[Data records for software interfaces]
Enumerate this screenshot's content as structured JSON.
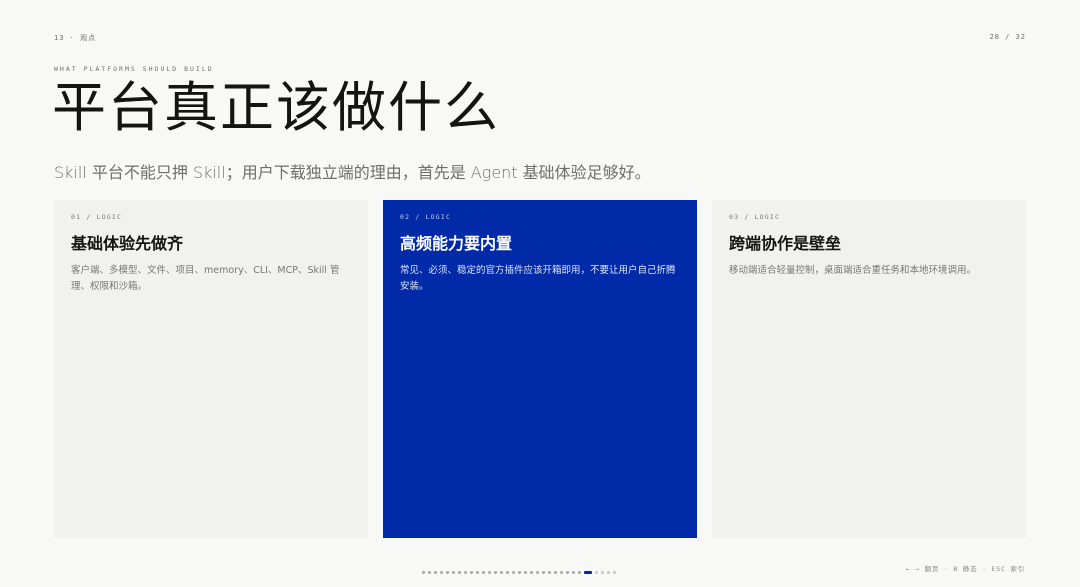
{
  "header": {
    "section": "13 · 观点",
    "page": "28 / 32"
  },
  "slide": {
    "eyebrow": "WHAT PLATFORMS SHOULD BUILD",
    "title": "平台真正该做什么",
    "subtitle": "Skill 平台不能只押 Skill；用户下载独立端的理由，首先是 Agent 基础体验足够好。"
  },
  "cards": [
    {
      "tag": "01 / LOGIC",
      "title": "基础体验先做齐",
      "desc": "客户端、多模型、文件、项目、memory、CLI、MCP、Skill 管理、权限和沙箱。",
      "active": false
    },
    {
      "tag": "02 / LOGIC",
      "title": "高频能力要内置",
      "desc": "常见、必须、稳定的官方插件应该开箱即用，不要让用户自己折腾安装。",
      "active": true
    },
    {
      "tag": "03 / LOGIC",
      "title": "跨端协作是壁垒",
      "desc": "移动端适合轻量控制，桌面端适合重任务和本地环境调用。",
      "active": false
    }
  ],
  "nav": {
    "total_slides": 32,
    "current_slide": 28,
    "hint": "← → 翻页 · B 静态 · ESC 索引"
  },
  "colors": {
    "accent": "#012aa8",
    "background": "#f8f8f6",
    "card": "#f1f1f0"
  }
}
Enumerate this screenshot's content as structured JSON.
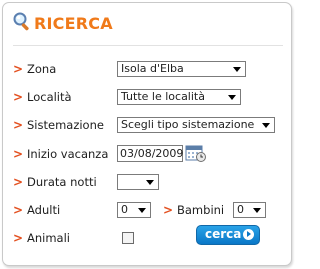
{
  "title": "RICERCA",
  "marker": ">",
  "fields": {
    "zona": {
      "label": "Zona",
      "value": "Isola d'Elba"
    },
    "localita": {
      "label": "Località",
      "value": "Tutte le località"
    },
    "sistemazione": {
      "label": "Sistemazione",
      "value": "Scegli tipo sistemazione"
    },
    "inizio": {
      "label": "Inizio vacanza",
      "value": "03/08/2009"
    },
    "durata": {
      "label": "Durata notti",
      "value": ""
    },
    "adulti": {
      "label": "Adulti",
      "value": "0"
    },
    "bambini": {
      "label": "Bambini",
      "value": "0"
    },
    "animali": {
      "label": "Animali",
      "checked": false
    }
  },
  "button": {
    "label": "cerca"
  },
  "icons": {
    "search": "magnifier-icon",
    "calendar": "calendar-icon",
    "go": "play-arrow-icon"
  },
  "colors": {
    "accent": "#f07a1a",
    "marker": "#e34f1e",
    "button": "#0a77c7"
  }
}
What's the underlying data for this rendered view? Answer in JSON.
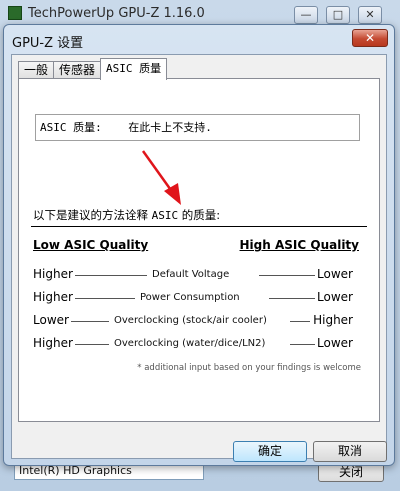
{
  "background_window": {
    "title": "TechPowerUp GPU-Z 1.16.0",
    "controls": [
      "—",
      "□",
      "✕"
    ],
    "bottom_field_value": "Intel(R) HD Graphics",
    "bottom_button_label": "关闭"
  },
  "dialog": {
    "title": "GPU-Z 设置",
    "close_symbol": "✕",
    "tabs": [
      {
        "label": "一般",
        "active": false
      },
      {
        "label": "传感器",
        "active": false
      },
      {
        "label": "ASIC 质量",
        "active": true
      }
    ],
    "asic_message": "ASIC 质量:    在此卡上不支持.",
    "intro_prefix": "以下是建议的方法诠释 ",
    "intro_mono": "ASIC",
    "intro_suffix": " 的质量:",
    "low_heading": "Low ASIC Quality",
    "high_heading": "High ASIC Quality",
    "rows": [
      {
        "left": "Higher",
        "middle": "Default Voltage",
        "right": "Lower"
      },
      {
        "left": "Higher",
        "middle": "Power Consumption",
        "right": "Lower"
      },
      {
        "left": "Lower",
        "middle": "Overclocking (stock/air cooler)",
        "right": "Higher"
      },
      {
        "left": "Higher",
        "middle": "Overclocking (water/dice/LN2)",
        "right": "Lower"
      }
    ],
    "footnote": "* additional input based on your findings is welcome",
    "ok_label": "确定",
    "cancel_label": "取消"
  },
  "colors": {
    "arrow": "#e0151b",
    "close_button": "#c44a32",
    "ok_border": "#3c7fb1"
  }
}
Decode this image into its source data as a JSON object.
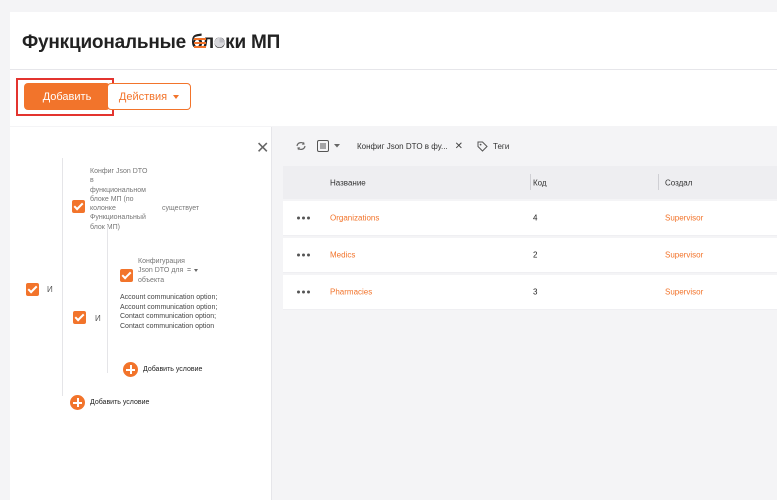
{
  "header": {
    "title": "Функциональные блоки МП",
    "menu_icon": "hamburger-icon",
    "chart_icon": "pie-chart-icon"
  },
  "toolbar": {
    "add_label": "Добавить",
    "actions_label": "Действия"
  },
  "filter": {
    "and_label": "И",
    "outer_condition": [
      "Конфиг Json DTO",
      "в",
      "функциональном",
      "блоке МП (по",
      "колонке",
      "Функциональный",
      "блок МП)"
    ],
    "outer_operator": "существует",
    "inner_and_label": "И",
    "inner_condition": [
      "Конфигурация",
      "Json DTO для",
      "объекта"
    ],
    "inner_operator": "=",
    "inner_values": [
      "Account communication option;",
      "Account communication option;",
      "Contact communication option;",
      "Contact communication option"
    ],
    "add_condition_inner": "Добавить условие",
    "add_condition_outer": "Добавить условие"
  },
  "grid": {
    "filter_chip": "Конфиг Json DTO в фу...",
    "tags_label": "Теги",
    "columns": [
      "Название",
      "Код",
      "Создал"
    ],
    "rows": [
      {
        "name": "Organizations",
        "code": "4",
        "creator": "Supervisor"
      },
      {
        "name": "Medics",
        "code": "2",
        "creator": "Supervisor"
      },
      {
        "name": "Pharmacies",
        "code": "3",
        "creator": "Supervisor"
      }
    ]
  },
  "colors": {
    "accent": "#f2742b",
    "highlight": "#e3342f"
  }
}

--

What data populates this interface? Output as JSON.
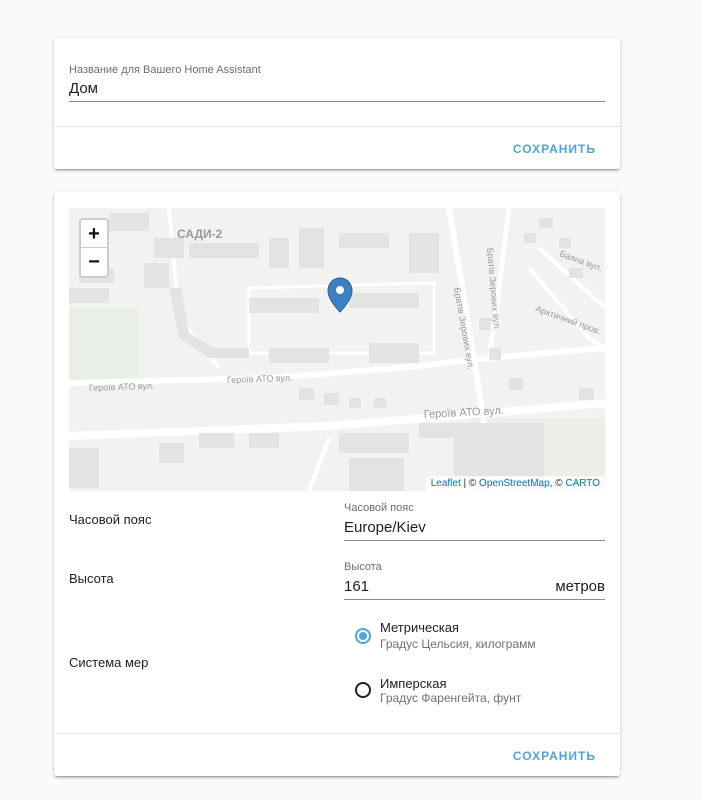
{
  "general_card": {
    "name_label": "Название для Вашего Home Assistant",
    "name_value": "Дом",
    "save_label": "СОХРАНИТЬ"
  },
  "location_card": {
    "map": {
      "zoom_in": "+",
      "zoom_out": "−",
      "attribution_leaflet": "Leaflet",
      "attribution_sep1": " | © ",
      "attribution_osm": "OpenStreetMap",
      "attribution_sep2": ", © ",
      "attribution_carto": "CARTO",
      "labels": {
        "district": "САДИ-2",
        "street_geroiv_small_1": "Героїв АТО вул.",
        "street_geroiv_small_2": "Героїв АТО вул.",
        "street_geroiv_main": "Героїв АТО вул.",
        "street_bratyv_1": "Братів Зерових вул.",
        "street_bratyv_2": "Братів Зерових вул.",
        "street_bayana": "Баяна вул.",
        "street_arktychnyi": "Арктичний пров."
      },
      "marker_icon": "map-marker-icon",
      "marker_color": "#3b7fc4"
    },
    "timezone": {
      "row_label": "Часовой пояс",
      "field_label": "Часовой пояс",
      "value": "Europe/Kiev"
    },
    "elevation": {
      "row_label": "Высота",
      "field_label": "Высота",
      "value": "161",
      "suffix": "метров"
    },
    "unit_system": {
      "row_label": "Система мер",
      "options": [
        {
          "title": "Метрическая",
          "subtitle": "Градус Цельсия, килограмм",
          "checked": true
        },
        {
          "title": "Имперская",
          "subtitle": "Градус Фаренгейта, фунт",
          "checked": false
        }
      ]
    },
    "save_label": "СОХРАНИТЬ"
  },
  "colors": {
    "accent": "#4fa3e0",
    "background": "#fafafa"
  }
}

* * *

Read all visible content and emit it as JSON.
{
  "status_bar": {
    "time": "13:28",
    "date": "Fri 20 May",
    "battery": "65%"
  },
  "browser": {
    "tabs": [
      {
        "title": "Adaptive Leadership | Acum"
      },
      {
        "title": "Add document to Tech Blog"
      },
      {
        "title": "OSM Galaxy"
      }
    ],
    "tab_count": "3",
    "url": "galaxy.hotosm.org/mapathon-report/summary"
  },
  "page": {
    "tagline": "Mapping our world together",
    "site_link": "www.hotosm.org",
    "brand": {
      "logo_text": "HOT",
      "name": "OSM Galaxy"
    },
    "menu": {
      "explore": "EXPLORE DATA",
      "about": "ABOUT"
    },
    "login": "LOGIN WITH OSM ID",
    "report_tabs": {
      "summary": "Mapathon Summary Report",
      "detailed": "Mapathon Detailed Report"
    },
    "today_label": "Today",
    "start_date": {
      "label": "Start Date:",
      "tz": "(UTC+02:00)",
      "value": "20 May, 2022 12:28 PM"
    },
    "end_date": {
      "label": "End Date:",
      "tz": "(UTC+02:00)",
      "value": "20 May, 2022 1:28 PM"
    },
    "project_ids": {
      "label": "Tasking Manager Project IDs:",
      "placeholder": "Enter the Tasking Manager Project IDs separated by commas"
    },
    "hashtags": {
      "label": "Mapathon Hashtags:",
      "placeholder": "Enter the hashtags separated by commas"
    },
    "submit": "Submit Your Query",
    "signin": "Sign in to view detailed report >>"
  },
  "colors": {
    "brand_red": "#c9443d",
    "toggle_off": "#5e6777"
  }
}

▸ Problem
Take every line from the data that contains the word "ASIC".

▸ Answer to this problem
        "label": "ASIC 质量",
    "asic_message": "ASIC 质量:    在此卡上不支持.",
    "intro_mono": "ASIC",
    "low_heading": "Low ASIC Quality",
    "high_heading": "High ASIC Quality",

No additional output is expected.